— Work order —
For the records below, report how many lines include "Management", with no accompanying text.

— Working data —
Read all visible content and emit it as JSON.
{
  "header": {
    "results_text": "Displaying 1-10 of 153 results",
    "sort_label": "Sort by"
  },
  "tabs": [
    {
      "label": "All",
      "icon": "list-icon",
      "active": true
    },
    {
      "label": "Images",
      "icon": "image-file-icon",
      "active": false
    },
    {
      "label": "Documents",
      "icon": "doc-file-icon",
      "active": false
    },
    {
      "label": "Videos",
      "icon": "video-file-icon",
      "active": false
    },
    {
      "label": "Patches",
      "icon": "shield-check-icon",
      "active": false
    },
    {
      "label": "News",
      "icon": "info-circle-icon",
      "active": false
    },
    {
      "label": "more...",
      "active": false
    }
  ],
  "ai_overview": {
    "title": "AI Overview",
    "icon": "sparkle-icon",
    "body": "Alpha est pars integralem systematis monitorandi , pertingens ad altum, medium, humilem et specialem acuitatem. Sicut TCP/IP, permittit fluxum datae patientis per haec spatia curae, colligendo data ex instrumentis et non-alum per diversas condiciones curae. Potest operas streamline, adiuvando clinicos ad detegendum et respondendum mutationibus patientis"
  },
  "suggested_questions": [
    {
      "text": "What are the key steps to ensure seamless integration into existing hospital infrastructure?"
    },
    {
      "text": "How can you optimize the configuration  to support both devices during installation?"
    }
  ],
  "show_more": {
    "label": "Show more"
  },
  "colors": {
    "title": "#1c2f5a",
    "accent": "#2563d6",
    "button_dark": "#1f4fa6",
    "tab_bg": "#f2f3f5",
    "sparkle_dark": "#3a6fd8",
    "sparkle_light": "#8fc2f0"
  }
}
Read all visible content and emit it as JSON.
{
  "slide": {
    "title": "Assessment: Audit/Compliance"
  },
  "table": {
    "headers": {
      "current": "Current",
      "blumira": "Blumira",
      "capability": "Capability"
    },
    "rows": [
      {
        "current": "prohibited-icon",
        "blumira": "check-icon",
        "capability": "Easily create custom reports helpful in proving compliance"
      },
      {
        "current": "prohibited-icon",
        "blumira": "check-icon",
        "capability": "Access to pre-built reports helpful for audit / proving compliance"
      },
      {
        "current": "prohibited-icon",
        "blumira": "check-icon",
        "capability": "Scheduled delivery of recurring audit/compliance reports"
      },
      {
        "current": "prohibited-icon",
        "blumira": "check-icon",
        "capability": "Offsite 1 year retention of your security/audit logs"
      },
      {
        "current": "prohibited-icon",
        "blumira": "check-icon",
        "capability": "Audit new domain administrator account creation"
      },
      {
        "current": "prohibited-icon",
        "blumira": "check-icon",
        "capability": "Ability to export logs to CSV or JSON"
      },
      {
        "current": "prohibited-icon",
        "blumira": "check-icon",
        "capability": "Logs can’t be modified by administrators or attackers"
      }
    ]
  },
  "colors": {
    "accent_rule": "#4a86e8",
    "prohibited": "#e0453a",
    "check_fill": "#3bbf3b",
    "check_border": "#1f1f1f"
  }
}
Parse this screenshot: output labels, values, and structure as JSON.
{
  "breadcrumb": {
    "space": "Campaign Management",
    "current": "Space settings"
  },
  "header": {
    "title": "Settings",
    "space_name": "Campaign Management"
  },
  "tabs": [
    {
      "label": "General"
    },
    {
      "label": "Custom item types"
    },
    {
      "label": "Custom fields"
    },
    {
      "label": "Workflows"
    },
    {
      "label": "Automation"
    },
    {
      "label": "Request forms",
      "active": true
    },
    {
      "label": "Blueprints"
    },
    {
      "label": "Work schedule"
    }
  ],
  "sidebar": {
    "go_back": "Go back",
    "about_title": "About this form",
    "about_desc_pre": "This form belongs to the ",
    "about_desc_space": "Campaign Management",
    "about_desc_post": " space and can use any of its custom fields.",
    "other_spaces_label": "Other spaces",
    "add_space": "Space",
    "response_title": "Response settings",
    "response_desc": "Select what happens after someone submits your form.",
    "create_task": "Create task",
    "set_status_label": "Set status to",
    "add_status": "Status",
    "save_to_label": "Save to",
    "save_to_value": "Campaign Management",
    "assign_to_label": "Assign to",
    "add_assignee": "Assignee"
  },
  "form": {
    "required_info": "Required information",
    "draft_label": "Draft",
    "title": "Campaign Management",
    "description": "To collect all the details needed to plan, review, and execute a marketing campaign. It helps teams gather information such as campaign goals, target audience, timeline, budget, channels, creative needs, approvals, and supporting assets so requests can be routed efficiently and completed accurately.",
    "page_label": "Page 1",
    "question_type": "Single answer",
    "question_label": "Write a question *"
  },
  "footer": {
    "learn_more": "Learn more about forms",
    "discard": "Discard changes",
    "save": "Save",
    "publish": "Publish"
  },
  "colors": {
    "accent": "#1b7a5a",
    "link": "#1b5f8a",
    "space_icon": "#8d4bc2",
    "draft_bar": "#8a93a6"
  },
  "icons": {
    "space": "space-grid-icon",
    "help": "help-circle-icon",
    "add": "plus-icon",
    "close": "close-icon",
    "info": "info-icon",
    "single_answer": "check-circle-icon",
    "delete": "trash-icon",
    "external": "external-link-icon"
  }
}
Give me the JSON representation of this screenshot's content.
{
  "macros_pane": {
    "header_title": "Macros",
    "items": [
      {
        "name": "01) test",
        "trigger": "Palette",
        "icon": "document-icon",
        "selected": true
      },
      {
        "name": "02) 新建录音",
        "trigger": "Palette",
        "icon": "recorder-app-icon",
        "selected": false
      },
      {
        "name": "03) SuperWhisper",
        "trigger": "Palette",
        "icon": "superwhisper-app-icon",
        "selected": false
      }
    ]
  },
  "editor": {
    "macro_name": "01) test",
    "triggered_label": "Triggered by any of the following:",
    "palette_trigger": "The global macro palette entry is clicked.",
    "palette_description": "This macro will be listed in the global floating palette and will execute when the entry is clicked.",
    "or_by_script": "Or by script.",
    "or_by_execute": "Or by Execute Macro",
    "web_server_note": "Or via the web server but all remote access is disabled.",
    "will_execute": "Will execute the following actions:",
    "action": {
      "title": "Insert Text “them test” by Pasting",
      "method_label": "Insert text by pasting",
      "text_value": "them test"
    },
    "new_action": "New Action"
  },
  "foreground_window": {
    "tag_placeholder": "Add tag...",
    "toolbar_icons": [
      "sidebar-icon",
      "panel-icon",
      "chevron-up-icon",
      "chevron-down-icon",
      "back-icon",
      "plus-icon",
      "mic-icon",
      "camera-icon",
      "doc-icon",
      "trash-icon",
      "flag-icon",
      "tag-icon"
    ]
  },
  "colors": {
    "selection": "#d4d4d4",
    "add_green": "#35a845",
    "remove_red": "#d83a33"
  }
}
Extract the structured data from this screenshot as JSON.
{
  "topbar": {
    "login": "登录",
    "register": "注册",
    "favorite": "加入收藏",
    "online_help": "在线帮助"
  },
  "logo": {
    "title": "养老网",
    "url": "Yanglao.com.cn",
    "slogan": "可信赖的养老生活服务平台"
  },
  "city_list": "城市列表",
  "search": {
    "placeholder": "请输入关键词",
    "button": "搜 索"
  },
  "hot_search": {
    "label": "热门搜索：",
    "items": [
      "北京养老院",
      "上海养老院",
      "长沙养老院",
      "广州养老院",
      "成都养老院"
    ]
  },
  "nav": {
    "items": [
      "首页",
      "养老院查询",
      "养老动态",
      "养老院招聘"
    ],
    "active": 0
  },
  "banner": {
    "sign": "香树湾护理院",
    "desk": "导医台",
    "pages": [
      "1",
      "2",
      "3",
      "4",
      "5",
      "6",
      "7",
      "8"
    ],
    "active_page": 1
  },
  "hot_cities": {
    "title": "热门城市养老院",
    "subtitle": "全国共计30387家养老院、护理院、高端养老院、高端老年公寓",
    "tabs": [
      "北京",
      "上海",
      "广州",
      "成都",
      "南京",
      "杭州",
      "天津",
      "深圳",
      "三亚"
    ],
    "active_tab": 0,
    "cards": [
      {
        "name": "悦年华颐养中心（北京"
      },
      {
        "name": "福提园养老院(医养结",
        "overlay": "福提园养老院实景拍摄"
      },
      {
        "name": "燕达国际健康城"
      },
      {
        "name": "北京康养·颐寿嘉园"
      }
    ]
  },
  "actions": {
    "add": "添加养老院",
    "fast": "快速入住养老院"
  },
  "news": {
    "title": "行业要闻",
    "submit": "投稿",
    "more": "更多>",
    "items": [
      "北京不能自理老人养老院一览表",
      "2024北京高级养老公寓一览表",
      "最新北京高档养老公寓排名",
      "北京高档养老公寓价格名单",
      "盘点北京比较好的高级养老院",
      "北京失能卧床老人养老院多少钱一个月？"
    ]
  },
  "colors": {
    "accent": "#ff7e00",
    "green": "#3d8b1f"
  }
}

— Solution —
5